* [WORK TO BE COMPLETED]
Copy every entry below exactly as it appears, leaving out the images.

* [MATERIAL PROVIDED]
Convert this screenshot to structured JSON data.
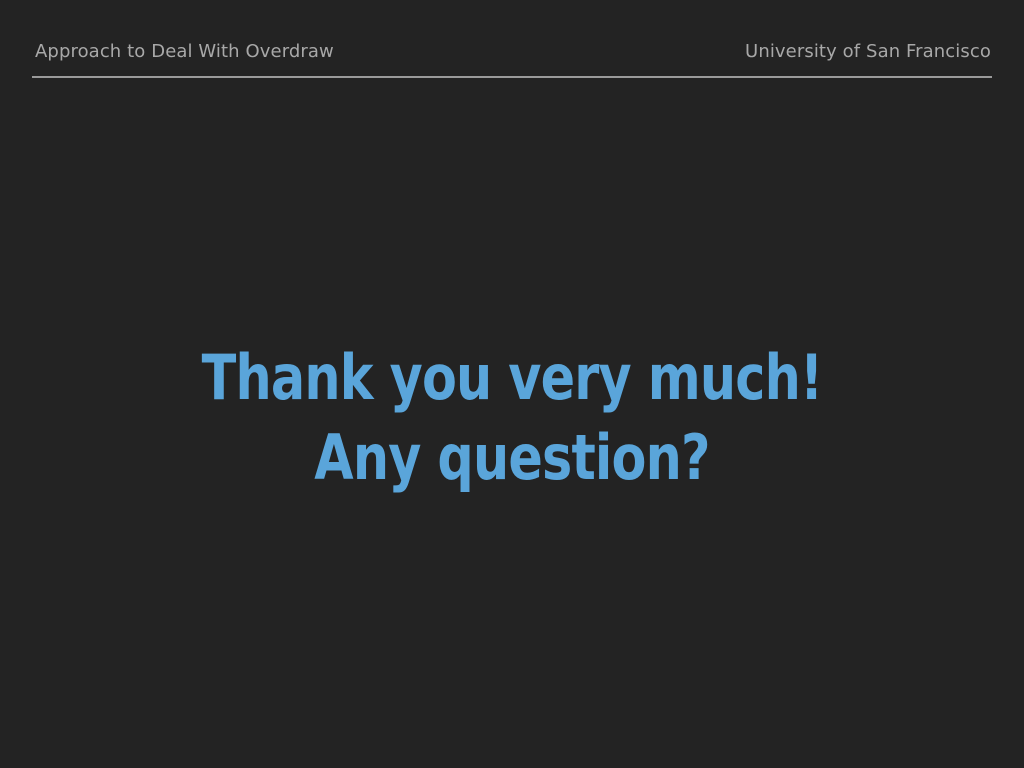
{
  "header": {
    "left_text": "Approach to Deal With Overdraw",
    "right_text": "University of San Francisco"
  },
  "main": {
    "line1": "Thank you very much!",
    "line2": "Any question?"
  },
  "colors": {
    "background": "#232323",
    "header_text": "#a8a8a8",
    "rule": "#9a9a9a",
    "accent": "#5aa5da"
  }
}
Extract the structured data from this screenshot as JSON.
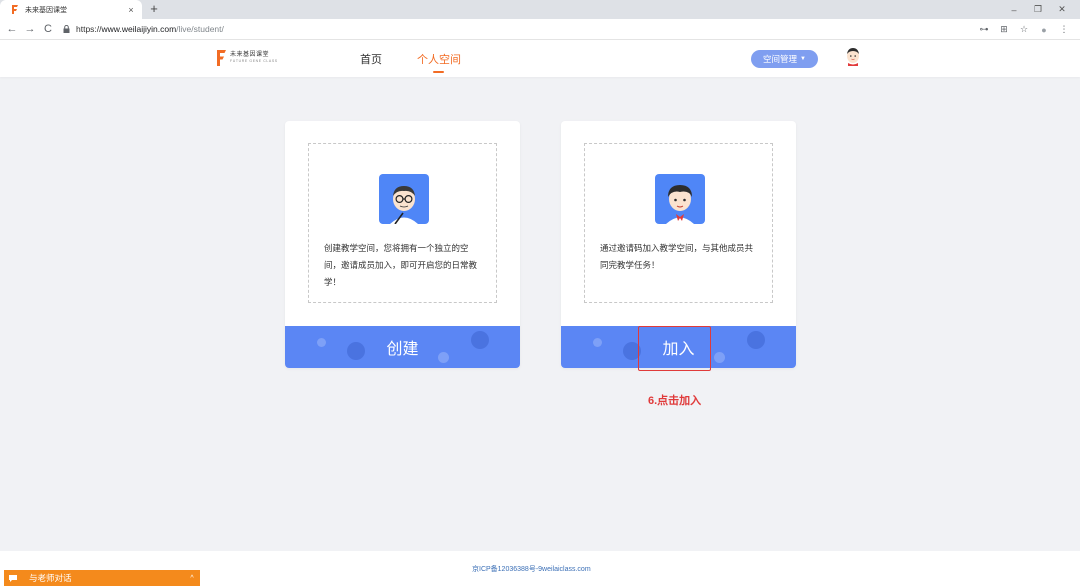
{
  "browser": {
    "tab_title": "未来基因课堂",
    "tab_close": "×",
    "new_tab": "+",
    "win_min": "–",
    "win_restore": "❐",
    "win_close": "✕",
    "back": "←",
    "forward": "→",
    "reload": "C",
    "url_scheme": "https://",
    "url_host": "www.weilaijiyin.com",
    "url_path": "/live/student/",
    "key_icon": "⊶",
    "translate_icon": "⊞",
    "star_icon": "☆",
    "profile_icon": "●",
    "menu_icon": "⋮"
  },
  "header": {
    "logo_cn": "未来基因课堂",
    "logo_en": "FUTURE GENE CLASS",
    "nav": [
      {
        "label": "首页"
      },
      {
        "label": "个人空间"
      }
    ],
    "space_mgmt": "空间管理",
    "space_mgmt_caret": "▼",
    "accent_color": "#f26c24"
  },
  "cards": [
    {
      "desc": "创建教学空间，您将拥有一个独立的空间，邀请成员加入，即可开启您的日常教学！",
      "button": "创建"
    },
    {
      "desc": "通过邀请码加入教学空间，与其他成员共同完教学任务！",
      "button": "加入"
    }
  ],
  "annotation": {
    "step_note": "6.点击加入",
    "color": "#e03a3a"
  },
  "footer": {
    "icp": "京ICP备12036388号-9weilaiclass.com"
  },
  "chat": {
    "label": "与老师对话",
    "toggle": "^"
  }
}
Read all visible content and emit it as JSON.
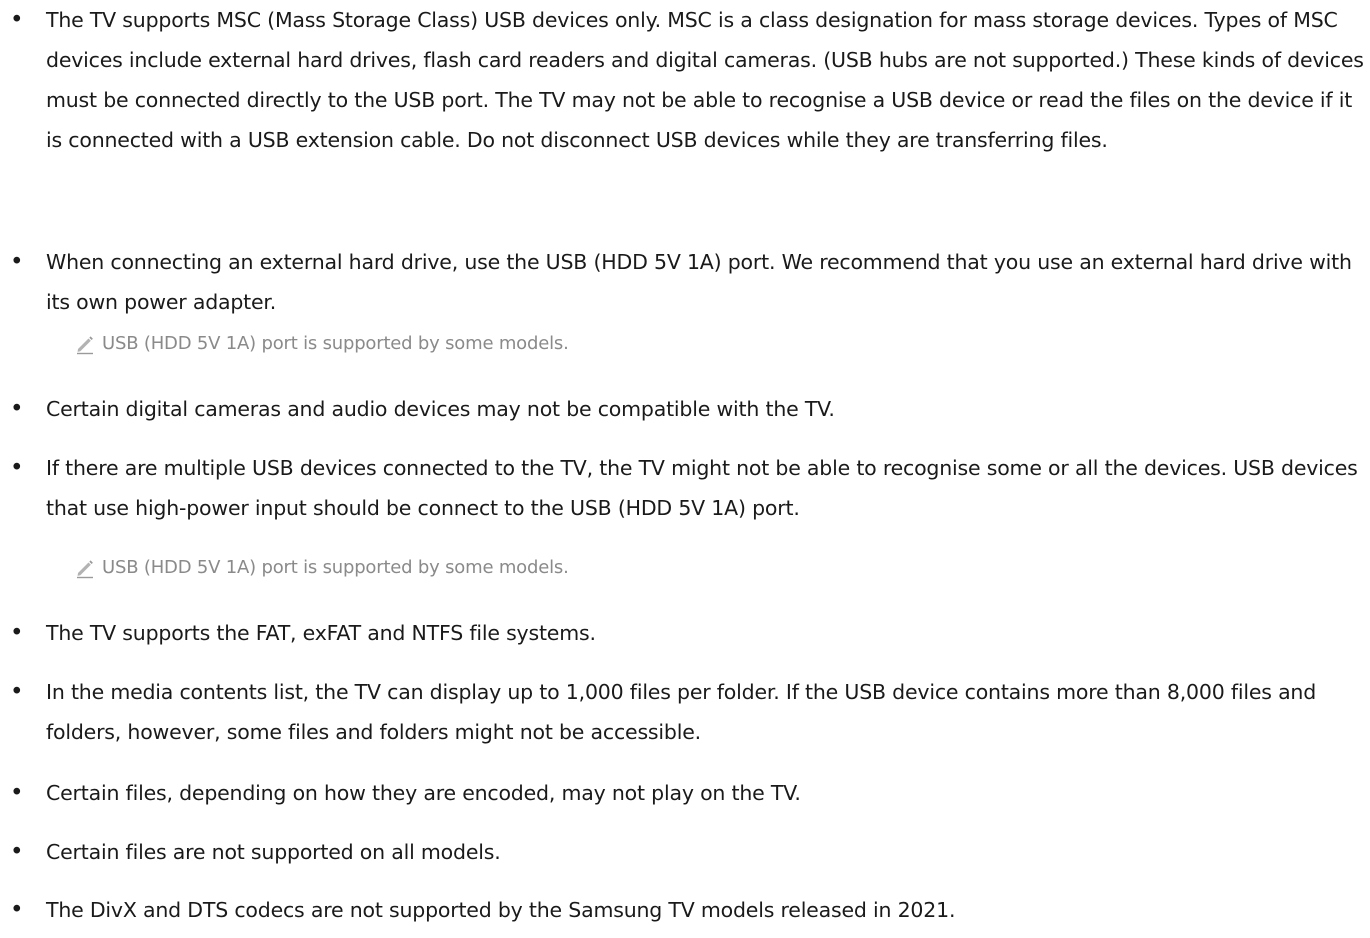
{
  "bullets": [
    {
      "text": "The TV supports MSC (Mass Storage Class) USB devices only. MSC is a class designation for mass storage devices. Types of MSC devices include external hard drives, flash card readers and digital cameras. (USB hubs are not supported.) These kinds of devices must be connected directly to the USB port. The TV may not be able to recognise a USB device or read the files on the device if it is connected with a USB extension cable. Do not disconnect USB devices while they are transferring files."
    },
    {
      "text": "When connecting an external hard drive, use the USB (HDD 5V 1A) port. We recommend that you use an external hard drive with its own power adapter.",
      "note": "USB (HDD 5V 1A) port is supported by some models."
    },
    {
      "text": "Certain digital cameras and audio devices may not be compatible with the TV."
    },
    {
      "text": "If there are multiple USB devices connected to the TV, the TV might not be able to recognise some or all the devices. USB devices that use high-power input should be connect to the USB (HDD 5V 1A) port.",
      "note": "USB (HDD 5V 1A) port is supported by some models."
    },
    {
      "text": "The TV supports the FAT, exFAT and NTFS file systems."
    },
    {
      "text": "In the media contents list, the TV can display up to 1,000 files per folder. If the USB device contains more than 8,000 files and folders, however, some files and folders might not be accessible."
    },
    {
      "text": "Certain files, depending on how they are encoded, may not play on the TV."
    },
    {
      "text": "Certain files are not supported on all models."
    },
    {
      "text": "The DivX and DTS codecs are not supported by the Samsung TV models released in 2021."
    }
  ],
  "icons": {
    "note": "pencil-icon"
  },
  "colors": {
    "text": "#1a1a1a",
    "note_text": "#8a8a8a"
  }
}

* [EXERCISE RESULT]
Convert this screenshot to structured JSON data.
{
  "header": {
    "left_text": "Approach to Deal With Overdraw",
    "right_text": "University of San Francisco"
  },
  "main": {
    "line1": "Thank you very much!",
    "line2": "Any question?"
  },
  "colors": {
    "background": "#232323",
    "header_text": "#a8a8a8",
    "rule": "#9a9a9a",
    "accent": "#5aa5da"
  }
}
Extract the structured data from this screenshot as JSON.
{
  "browser": {
    "tab_title": "未来基因课堂",
    "tab_close": "×",
    "new_tab": "+",
    "win_min": "–",
    "win_restore": "❐",
    "win_close": "✕",
    "back": "←",
    "forward": "→",
    "reload": "C",
    "url_scheme": "https://",
    "url_host": "www.weilaijiyin.com",
    "url_path": "/live/student/",
    "key_icon": "⊶",
    "translate_icon": "⊞",
    "star_icon": "☆",
    "profile_icon": "●",
    "menu_icon": "⋮"
  },
  "header": {
    "logo_cn": "未来基因课堂",
    "logo_en": "FUTURE GENE CLASS",
    "nav": [
      {
        "label": "首页"
      },
      {
        "label": "个人空间"
      }
    ],
    "space_mgmt": "空间管理",
    "space_mgmt_caret": "▼",
    "accent_color": "#f26c24"
  },
  "cards": [
    {
      "desc": "创建教学空间，您将拥有一个独立的空间，邀请成员加入，即可开启您的日常教学！",
      "button": "创建"
    },
    {
      "desc": "通过邀请码加入教学空间，与其他成员共同完教学任务！",
      "button": "加入"
    }
  ],
  "annotation": {
    "step_note": "6.点击加入",
    "color": "#e03a3a"
  },
  "footer": {
    "icp": "京ICP备12036388号-9weilaiclass.com"
  },
  "chat": {
    "label": "与老师对话",
    "toggle": "^"
  }
}
Read all visible content and emit it as JSON.
{
  "bullets": [
    {
      "text": "The TV supports MSC (Mass Storage Class) USB devices only. MSC is a class designation for mass storage devices. Types of MSC devices include external hard drives, flash card readers and digital cameras. (USB hubs are not supported.) These kinds of devices must be connected directly to the USB port. The TV may not be able to recognise a USB device or read the files on the device if it is connected with a USB extension cable. Do not disconnect USB devices while they are transferring files."
    },
    {
      "text": "When connecting an external hard drive, use the USB (HDD 5V 1A) port. We recommend that you use an external hard drive with its own power adapter.",
      "note": "USB (HDD 5V 1A) port is supported by some models."
    },
    {
      "text": "Certain digital cameras and audio devices may not be compatible with the TV."
    },
    {
      "text": "If there are multiple USB devices connected to the TV, the TV might not be able to recognise some or all the devices. USB devices that use high-power input should be connect to the USB (HDD 5V 1A) port.",
      "note": "USB (HDD 5V 1A) port is supported by some models."
    },
    {
      "text": "The TV supports the FAT, exFAT and NTFS file systems."
    },
    {
      "text": "In the media contents list, the TV can display up to 1,000 files per folder. If the USB device contains more than 8,000 files and folders, however, some files and folders might not be accessible."
    },
    {
      "text": "Certain files, depending on how they are encoded, may not play on the TV."
    },
    {
      "text": "Certain files are not supported on all models."
    },
    {
      "text": "The DivX and DTS codecs are not supported by the Samsung TV models released in 2021."
    }
  ],
  "icons": {
    "note": "pencil-icon"
  },
  "colors": {
    "text": "#1a1a1a",
    "note_text": "#8a8a8a"
  }
}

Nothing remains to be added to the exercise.